→ Instructions to follow
Check every line of the entries below for "icon", and copy the lines that have it.

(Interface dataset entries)
════════════════════

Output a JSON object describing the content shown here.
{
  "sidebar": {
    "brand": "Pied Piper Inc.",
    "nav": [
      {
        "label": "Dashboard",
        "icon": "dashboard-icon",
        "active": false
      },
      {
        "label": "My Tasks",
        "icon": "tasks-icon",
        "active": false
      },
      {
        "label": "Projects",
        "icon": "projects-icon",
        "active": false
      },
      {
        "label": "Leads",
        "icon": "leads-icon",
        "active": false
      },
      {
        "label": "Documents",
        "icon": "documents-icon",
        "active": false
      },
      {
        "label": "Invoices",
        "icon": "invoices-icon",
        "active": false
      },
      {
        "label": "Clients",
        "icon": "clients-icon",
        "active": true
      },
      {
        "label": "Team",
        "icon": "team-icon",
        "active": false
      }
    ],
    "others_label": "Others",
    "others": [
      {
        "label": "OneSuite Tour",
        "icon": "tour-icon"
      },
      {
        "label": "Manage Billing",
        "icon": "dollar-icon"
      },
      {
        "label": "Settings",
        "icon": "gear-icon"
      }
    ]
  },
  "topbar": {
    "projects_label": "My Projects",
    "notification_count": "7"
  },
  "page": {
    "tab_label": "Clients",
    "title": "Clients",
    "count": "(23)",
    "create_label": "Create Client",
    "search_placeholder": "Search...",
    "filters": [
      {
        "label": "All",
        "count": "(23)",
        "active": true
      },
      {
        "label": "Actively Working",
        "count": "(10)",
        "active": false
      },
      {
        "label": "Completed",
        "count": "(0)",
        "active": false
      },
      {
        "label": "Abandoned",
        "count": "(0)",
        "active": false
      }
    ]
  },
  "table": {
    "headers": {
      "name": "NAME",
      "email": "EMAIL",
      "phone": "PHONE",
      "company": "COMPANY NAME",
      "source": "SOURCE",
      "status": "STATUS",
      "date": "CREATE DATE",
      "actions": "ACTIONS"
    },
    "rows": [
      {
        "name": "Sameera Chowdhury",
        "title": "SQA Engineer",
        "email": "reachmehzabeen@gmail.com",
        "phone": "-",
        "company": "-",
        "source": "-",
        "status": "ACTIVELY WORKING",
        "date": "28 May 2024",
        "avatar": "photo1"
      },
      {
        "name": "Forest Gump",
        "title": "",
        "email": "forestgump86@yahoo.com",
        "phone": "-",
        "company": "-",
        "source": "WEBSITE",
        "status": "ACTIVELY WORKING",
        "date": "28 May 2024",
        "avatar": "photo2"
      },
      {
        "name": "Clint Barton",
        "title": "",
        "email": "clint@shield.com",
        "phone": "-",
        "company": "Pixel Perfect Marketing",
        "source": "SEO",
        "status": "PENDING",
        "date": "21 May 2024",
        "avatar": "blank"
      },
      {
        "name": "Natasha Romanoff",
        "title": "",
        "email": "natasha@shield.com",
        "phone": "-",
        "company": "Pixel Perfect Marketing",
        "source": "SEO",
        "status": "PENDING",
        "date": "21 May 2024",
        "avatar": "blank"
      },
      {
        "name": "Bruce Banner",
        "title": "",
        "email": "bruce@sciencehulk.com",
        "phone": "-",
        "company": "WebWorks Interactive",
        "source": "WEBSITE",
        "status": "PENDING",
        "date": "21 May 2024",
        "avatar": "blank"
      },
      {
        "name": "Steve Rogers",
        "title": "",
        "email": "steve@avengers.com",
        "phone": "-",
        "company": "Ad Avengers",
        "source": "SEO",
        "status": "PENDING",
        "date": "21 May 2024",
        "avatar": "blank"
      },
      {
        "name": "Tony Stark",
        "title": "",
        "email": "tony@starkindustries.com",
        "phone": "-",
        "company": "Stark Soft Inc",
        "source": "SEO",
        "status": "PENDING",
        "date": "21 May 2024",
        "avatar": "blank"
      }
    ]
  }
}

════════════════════

→ Solution to this task
        "icon": "dashboard-icon",
        "icon": "tasks-icon",
        "icon": "projects-icon",
        "icon": "leads-icon",
        "icon": "documents-icon",
        "icon": "invoices-icon",
        "icon": "clients-icon",
        "icon": "team-icon",
        "icon": "tour-icon"
        "icon": "dollar-icon"
        "icon": "gear-icon"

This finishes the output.